[Entries supplied]

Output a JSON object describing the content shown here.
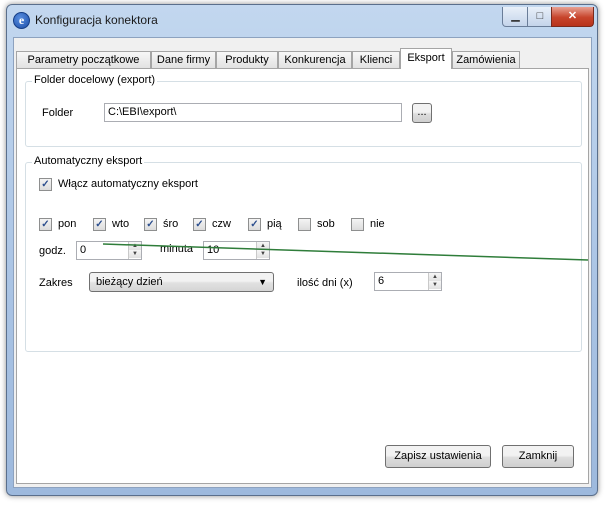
{
  "window": {
    "title": "Konfiguracja konektora",
    "icon_letter": "e"
  },
  "tabs": [
    {
      "label": "Parametry początkowe"
    },
    {
      "label": "Dane firmy"
    },
    {
      "label": "Produkty"
    },
    {
      "label": "Konkurencja"
    },
    {
      "label": "Klienci"
    },
    {
      "label": "Eksport"
    },
    {
      "label": "Zamówienia"
    }
  ],
  "folder_group": {
    "title": "Folder docelowy (export)",
    "folder_label": "Folder",
    "folder_value": "C:\\EBI\\export\\",
    "browse_label": "..."
  },
  "auto_group": {
    "title": "Automatyczny eksport",
    "enable_label": "Włącz automatyczny eksport",
    "enable_checked": true,
    "days": [
      {
        "label": "pon",
        "checked": true
      },
      {
        "label": "wto",
        "checked": true
      },
      {
        "label": "śro",
        "checked": true
      },
      {
        "label": "czw",
        "checked": true
      },
      {
        "label": "pią",
        "checked": true
      },
      {
        "label": "sob",
        "checked": false
      },
      {
        "label": "nie",
        "checked": false
      }
    ],
    "hour_label": "godz.",
    "hour_value": "0",
    "minute_label": "minuta",
    "minute_value": "10",
    "range_label": "Zakres",
    "range_value": "bieżący dzień",
    "days_count_label": "ilość dni (x)",
    "days_count_value": "6"
  },
  "buttons": {
    "save": "Zapisz ustawienia",
    "close": "Zamknij"
  }
}
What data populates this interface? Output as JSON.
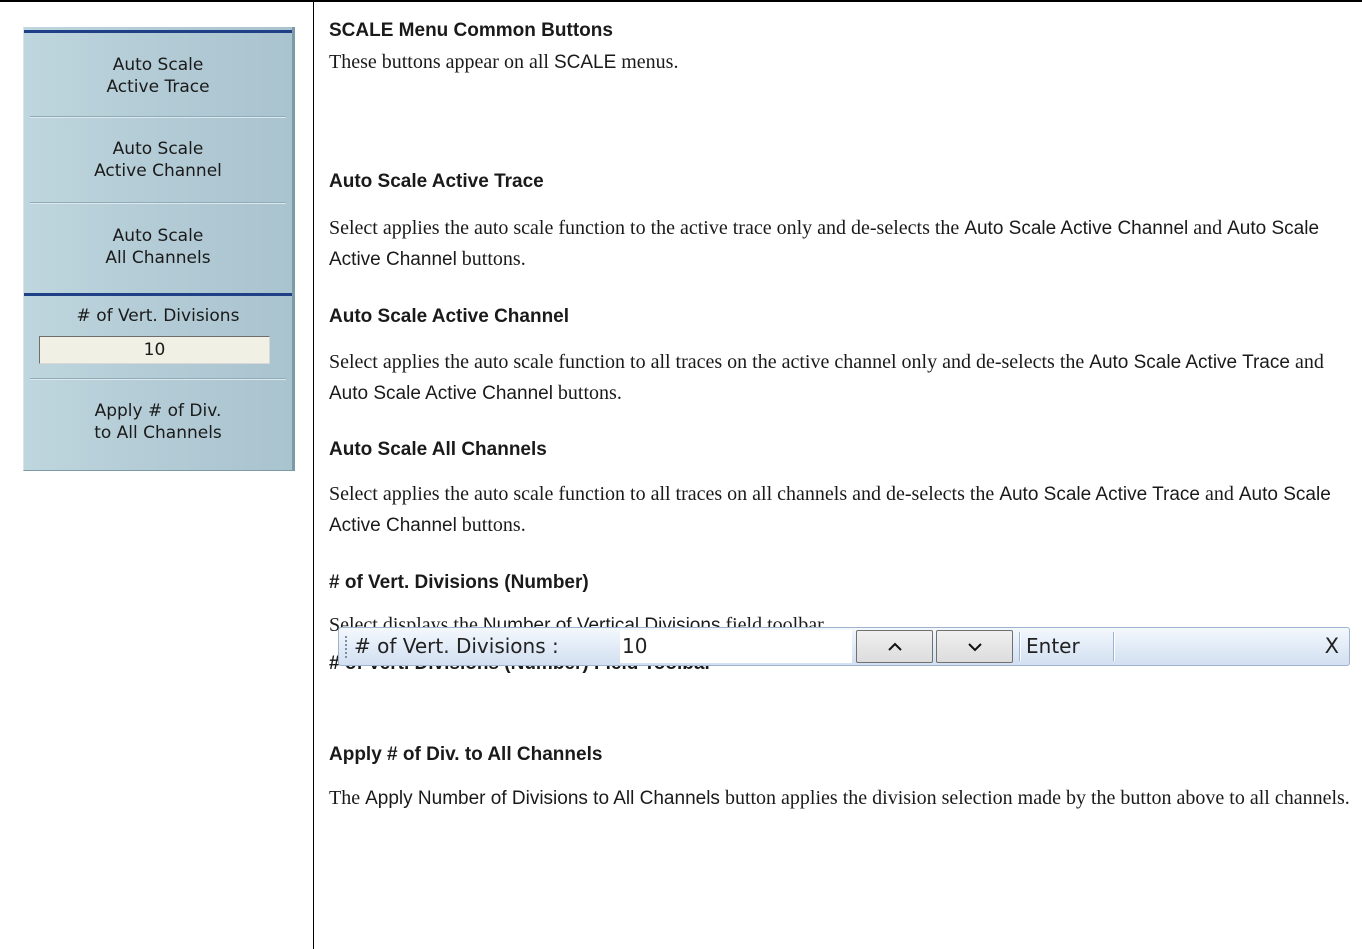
{
  "menu": {
    "buttons": [
      {
        "line1": "Auto Scale",
        "line2": "Active Trace"
      },
      {
        "line1": "Auto Scale",
        "line2": "Active Channel"
      },
      {
        "line1": "Auto Scale",
        "line2": "All Channels"
      }
    ],
    "num_divisions": {
      "label": "# of Vert. Divisions",
      "value": "10"
    },
    "apply_button": {
      "line1": "Apply # of Div.",
      "line2": "to All Channels"
    }
  },
  "doc": {
    "title": "SCALE Menu Common Buttons",
    "intro": {
      "t1": "These buttons appear on all ",
      "ui1": "SCALE",
      "t2": " menus."
    },
    "sections": {
      "auto_trace": {
        "heading": "Auto Scale Active Trace",
        "t1": "Select applies the auto scale function to the active trace only and de-selects the ",
        "ui1": "Auto Scale Active Channel",
        "t2": " and ",
        "ui2": "Auto Scale Active Channel",
        "t3": " buttons."
      },
      "auto_channel": {
        "heading": "Auto Scale Active Channel",
        "t1": "Select applies the auto scale function to all traces on the active channel only and de-selects the ",
        "ui1": "Auto Scale Active Trace",
        "t2": " and ",
        "ui2": "Auto Scale Active Channel",
        "t3": " buttons."
      },
      "auto_all": {
        "heading": "Auto Scale All Channels",
        "t1": "Select applies the auto scale function to all traces on all channels and de-selects the ",
        "ui1": "Auto Scale Active Trace",
        "t2": " and ",
        "ui2": "Auto Scale Active Channel",
        "t3": " buttons."
      },
      "vert_div": {
        "heading": "# of Vert. Divisions (Number)",
        "t1": "Select displays the ",
        "ui1": "Number of Vertical Divisions",
        "t2": " field toolbar."
      },
      "toolbar_heading": "# of Vert. Divisions (Number) Field Toolbar",
      "apply": {
        "heading": "Apply # of Div. to All Channels",
        "t1": "The ",
        "ui1": "Apply Number of Divisions to All Channels",
        "t2": " button applies the division selection made by the button above to all channels."
      }
    }
  },
  "toolbar": {
    "label": "# of Vert. Divisions :",
    "value": "10",
    "up": "^",
    "down": "v",
    "enter": "Enter",
    "close": "X"
  }
}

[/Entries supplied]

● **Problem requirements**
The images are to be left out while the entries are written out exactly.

● **Response for this exercise**
Output a JSON object describing the content shown here.
{
  "window": {
    "title": "Konfiguracja konektora",
    "icon_letter": "e"
  },
  "tabs": [
    {
      "label": "Parametry początkowe"
    },
    {
      "label": "Dane firmy"
    },
    {
      "label": "Produkty"
    },
    {
      "label": "Konkurencja"
    },
    {
      "label": "Klienci"
    },
    {
      "label": "Eksport"
    },
    {
      "label": "Zamówienia"
    }
  ],
  "folder_group": {
    "title": "Folder docelowy (export)",
    "folder_label": "Folder",
    "folder_value": "C:\\EBI\\export\\",
    "browse_label": "..."
  },
  "auto_group": {
    "title": "Automatyczny eksport",
    "enable_label": "Włącz automatyczny eksport",
    "enable_checked": true,
    "days": [
      {
        "label": "pon",
        "checked": true
      },
      {
        "label": "wto",
        "checked": true
      },
      {
        "label": "śro",
        "checked": true
      },
      {
        "label": "czw",
        "checked": true
      },
      {
        "label": "pią",
        "checked": true
      },
      {
        "label": "sob",
        "checked": false
      },
      {
        "label": "nie",
        "checked": false
      }
    ],
    "hour_label": "godz.",
    "hour_value": "0",
    "minute_label": "minuta",
    "minute_value": "10",
    "range_label": "Zakres",
    "range_value": "bieżący dzień",
    "days_count_label": "ilość dni (x)",
    "days_count_value": "6"
  },
  "buttons": {
    "save": "Zapisz ustawienia",
    "close": "Zamknij"
  }
}
What data populates this interface? Output as JSON.
{
  "menu": {
    "buttons": [
      {
        "line1": "Auto Scale",
        "line2": "Active Trace"
      },
      {
        "line1": "Auto Scale",
        "line2": "Active Channel"
      },
      {
        "line1": "Auto Scale",
        "line2": "All Channels"
      }
    ],
    "num_divisions": {
      "label": "# of Vert. Divisions",
      "value": "10"
    },
    "apply_button": {
      "line1": "Apply # of Div.",
      "line2": "to All Channels"
    }
  },
  "doc": {
    "title": "SCALE Menu Common Buttons",
    "intro": {
      "t1": "These buttons appear on all ",
      "ui1": "SCALE",
      "t2": " menus."
    },
    "sections": {
      "auto_trace": {
        "heading": "Auto Scale Active Trace",
        "t1": "Select applies the auto scale function to the active trace only and de-selects the ",
        "ui1": "Auto Scale Active Channel",
        "t2": " and ",
        "ui2": "Auto Scale Active Channel",
        "t3": " buttons."
      },
      "auto_channel": {
        "heading": "Auto Scale Active Channel",
        "t1": "Select applies the auto scale function to all traces on the active channel only and de-selects the ",
        "ui1": "Auto Scale Active Trace",
        "t2": " and ",
        "ui2": "Auto Scale Active Channel",
        "t3": " buttons."
      },
      "auto_all": {
        "heading": "Auto Scale All Channels",
        "t1": "Select applies the auto scale function to all traces on all channels and de-selects the ",
        "ui1": "Auto Scale Active Trace",
        "t2": " and ",
        "ui2": "Auto Scale Active Channel",
        "t3": " buttons."
      },
      "vert_div": {
        "heading": "# of Vert. Divisions (Number)",
        "t1": "Select displays the ",
        "ui1": "Number of Vertical Divisions",
        "t2": " field toolbar."
      },
      "toolbar_heading": "# of Vert. Divisions (Number) Field Toolbar",
      "apply": {
        "heading": "Apply # of Div. to All Channels",
        "t1": "The ",
        "ui1": "Apply Number of Divisions to All Channels",
        "t2": " button applies the division selection made by the button above to all channels."
      }
    }
  },
  "toolbar": {
    "label": "# of Vert. Divisions :",
    "value": "10",
    "up": "^",
    "down": "v",
    "enter": "Enter",
    "close": "X"
  }
}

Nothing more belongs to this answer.